Work item: Count how many lines in the entries below hold "mismo". Only the number belongs in the answer.

-------

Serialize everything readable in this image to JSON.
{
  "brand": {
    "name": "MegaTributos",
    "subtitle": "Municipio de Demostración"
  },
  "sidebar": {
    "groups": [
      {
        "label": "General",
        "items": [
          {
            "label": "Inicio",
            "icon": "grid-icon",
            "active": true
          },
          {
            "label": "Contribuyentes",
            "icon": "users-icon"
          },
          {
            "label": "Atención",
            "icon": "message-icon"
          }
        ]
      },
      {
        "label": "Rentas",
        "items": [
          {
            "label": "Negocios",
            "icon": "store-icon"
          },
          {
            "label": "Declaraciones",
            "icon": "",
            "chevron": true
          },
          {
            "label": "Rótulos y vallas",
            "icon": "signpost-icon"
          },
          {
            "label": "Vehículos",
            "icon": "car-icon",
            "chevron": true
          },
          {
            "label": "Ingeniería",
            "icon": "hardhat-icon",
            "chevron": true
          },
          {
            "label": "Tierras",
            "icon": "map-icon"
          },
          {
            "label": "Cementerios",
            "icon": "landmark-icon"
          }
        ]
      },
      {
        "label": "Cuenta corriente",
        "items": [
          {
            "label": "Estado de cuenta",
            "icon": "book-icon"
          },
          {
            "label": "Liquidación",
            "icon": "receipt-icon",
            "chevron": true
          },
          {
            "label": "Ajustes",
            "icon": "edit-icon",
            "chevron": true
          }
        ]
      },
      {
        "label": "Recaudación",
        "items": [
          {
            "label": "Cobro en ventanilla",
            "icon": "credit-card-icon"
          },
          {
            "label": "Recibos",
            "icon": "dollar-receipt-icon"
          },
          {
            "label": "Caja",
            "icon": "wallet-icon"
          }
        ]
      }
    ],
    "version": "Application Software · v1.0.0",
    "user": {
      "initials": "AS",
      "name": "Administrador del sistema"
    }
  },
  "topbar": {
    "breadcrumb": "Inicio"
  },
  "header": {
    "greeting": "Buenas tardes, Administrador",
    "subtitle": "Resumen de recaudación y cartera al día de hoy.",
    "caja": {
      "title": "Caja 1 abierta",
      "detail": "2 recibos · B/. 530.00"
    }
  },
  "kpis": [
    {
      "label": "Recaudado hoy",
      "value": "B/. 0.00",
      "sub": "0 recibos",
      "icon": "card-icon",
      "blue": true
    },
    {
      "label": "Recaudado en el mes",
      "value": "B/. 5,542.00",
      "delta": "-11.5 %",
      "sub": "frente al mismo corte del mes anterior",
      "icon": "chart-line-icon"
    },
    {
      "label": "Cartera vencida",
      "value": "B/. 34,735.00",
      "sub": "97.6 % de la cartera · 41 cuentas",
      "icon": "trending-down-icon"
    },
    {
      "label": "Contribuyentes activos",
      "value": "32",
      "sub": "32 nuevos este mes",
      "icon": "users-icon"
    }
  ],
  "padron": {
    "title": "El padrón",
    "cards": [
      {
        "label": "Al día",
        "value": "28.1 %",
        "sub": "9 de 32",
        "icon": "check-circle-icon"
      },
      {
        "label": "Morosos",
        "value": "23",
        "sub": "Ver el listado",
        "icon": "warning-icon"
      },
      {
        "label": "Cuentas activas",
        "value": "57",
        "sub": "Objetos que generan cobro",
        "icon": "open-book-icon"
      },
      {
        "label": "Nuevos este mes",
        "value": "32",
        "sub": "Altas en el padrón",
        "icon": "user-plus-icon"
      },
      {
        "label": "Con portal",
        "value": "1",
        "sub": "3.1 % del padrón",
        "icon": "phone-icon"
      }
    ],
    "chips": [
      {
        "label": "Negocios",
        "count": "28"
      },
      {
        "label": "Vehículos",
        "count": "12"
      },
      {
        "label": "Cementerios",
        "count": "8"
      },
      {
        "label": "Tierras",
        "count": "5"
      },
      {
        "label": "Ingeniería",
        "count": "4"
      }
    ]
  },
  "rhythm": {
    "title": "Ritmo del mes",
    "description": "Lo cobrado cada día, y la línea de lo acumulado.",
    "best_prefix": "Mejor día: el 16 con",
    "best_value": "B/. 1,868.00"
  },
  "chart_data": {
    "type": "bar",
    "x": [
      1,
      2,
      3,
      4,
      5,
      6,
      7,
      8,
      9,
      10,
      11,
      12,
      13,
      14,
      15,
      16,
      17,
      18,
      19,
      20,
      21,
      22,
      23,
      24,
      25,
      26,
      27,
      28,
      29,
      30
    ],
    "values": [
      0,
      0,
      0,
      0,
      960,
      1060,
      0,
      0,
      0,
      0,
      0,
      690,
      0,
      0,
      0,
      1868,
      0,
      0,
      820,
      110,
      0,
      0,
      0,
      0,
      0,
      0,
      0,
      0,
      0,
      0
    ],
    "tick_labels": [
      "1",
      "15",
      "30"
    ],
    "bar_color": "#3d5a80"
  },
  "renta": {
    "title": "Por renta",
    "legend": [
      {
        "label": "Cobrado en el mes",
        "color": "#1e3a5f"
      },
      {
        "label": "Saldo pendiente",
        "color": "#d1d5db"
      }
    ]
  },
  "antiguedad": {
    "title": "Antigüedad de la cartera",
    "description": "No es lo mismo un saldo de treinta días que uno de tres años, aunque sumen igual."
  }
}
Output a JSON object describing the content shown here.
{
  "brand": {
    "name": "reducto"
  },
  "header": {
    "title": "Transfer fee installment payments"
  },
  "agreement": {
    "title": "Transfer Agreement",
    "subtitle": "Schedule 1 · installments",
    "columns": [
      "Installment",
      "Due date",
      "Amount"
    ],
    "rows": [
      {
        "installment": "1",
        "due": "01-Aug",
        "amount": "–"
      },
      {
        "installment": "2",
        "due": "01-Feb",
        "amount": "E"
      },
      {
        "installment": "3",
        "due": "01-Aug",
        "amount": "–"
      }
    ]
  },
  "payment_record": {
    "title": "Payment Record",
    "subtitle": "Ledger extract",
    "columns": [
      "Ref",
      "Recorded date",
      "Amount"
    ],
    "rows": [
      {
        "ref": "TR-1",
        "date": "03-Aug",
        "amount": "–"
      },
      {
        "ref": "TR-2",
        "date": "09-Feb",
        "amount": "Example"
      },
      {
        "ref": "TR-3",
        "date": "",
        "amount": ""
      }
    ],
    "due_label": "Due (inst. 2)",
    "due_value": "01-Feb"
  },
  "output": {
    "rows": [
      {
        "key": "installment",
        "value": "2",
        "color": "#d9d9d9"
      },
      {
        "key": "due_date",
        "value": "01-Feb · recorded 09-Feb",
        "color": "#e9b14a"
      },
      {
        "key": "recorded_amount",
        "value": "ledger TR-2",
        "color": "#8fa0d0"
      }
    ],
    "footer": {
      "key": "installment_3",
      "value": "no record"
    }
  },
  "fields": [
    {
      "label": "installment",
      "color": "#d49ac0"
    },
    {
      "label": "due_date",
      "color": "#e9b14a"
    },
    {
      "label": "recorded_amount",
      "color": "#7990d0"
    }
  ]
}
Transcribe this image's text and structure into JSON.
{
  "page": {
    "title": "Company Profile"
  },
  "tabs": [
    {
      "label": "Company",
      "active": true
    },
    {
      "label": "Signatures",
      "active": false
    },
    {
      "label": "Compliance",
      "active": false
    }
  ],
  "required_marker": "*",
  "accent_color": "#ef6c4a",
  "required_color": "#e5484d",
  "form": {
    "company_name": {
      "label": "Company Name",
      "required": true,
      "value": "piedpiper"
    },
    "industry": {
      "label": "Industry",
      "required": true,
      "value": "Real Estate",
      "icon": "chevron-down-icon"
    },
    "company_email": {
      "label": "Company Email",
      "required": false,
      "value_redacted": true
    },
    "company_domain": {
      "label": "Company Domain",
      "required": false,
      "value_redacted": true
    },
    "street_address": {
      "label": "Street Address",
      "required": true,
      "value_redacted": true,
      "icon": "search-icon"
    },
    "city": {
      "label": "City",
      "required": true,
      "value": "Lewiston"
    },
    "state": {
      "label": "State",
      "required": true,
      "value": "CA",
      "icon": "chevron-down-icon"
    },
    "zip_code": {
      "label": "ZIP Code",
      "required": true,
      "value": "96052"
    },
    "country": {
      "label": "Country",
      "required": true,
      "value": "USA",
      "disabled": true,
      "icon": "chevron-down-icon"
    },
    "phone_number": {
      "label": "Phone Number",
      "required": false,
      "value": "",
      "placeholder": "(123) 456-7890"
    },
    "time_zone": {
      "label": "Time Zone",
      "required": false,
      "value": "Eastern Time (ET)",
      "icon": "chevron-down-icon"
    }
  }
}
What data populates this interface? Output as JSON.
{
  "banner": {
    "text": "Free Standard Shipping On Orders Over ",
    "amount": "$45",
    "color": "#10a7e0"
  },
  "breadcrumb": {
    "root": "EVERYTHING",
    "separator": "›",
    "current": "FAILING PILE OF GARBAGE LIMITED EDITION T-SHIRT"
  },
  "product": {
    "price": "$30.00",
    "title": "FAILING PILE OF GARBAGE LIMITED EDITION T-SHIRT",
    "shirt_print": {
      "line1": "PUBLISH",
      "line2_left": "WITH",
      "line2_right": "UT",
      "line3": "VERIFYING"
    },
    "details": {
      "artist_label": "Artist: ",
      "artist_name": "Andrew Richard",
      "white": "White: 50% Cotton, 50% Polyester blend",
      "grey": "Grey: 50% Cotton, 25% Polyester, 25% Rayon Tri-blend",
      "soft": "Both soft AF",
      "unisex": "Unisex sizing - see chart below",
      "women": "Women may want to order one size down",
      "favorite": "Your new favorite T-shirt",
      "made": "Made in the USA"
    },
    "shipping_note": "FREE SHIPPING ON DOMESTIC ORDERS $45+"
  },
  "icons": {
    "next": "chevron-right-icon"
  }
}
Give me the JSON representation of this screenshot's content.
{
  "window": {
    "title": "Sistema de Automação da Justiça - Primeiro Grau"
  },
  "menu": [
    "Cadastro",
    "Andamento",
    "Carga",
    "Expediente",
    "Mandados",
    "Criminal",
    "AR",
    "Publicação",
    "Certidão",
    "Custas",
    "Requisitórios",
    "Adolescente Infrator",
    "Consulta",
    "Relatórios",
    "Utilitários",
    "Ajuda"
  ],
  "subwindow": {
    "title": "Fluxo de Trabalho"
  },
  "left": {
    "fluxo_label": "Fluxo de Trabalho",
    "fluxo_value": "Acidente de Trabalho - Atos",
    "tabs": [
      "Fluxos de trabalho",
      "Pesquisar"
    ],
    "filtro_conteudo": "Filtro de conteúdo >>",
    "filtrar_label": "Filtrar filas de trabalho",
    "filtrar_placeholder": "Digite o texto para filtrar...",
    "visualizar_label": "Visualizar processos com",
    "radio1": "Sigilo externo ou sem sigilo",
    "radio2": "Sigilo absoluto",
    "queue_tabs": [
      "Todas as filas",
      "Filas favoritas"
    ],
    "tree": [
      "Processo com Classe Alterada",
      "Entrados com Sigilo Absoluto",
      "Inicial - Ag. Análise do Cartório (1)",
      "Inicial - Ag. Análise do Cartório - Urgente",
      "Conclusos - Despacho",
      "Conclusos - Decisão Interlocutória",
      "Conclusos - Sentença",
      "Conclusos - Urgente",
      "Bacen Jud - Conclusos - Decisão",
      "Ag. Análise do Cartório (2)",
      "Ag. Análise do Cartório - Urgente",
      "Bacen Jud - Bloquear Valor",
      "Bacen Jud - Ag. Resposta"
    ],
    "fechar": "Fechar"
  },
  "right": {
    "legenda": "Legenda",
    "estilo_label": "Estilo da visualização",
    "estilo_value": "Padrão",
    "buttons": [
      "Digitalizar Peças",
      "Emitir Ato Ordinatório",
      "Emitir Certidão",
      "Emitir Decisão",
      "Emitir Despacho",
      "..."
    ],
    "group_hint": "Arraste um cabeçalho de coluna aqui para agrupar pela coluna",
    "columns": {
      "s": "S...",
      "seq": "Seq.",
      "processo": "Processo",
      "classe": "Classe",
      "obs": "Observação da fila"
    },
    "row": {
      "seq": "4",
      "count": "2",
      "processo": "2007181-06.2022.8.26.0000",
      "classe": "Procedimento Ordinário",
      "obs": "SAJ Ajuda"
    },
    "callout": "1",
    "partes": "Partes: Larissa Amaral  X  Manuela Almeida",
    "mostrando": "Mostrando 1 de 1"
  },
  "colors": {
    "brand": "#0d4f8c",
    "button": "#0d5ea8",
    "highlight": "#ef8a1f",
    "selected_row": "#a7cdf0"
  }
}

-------

Answer to this problem: 2